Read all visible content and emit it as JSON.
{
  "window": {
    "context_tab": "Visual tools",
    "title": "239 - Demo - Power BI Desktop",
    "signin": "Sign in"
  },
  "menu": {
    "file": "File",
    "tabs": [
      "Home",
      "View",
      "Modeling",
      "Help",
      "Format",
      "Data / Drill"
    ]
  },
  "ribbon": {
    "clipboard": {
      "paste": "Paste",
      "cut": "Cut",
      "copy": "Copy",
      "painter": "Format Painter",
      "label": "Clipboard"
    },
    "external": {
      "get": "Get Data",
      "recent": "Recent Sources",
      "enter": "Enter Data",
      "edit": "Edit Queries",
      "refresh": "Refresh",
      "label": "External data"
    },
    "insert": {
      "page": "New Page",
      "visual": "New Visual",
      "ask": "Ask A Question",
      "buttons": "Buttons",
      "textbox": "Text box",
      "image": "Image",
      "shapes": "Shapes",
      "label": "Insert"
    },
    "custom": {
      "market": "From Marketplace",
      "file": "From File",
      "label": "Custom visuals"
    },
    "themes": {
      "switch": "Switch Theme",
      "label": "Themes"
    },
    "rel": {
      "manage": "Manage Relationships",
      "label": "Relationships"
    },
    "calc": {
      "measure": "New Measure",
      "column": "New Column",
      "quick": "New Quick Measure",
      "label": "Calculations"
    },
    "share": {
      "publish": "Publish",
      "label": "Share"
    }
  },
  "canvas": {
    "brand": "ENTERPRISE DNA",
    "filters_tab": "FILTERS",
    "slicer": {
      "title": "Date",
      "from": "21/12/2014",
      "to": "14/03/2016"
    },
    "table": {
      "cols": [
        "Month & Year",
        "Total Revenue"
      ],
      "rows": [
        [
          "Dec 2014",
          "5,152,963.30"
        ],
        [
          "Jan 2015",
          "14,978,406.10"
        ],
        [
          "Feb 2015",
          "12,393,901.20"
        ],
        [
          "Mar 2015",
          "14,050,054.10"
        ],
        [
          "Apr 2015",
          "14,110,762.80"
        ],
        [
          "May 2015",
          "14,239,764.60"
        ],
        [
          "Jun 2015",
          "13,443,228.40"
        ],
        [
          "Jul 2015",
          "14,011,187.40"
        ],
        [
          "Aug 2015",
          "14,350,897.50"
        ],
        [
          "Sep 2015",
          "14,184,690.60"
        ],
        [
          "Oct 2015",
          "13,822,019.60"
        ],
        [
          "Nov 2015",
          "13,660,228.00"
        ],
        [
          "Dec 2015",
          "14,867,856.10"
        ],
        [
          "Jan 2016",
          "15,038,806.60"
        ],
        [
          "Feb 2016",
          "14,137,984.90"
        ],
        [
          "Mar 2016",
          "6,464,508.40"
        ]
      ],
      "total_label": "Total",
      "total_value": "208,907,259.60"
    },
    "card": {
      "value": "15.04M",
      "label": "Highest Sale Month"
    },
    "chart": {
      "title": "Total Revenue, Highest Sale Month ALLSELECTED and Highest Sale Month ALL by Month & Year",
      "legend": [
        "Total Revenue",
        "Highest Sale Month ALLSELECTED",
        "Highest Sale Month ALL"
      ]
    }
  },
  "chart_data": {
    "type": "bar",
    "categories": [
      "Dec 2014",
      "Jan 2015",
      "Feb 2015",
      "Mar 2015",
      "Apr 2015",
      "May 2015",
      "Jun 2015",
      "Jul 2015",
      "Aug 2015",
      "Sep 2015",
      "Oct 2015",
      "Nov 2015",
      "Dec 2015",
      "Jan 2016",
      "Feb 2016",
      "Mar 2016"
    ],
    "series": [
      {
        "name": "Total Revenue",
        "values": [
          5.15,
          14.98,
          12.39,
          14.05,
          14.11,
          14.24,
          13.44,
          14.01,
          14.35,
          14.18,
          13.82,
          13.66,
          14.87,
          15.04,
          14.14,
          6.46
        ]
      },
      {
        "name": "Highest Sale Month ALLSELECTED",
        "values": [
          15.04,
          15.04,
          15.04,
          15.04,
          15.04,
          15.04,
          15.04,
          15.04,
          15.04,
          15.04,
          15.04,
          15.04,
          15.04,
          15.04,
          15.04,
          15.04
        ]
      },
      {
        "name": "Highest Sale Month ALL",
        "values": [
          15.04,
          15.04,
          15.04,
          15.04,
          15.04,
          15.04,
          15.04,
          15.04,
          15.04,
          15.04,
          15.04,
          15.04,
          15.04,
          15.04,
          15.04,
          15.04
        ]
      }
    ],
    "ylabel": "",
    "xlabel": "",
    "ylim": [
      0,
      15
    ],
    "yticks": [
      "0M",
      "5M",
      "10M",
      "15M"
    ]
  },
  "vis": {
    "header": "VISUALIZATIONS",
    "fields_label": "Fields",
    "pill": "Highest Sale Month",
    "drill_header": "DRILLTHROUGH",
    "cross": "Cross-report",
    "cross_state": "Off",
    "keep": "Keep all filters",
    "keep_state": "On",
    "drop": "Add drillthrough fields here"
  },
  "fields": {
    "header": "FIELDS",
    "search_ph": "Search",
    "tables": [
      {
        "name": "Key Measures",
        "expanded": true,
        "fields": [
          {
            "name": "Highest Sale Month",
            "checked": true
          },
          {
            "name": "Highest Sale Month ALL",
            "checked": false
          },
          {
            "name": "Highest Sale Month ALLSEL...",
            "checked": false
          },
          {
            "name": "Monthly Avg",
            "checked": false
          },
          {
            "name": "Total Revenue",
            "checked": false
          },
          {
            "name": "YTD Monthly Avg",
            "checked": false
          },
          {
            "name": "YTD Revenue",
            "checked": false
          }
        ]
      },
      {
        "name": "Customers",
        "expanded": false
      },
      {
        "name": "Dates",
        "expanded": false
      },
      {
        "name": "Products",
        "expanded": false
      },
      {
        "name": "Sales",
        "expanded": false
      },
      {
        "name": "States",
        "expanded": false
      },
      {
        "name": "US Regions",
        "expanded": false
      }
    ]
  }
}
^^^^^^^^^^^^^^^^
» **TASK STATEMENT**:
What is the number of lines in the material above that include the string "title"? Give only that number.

» **ANSWER TO THIS EXERCISE**:
3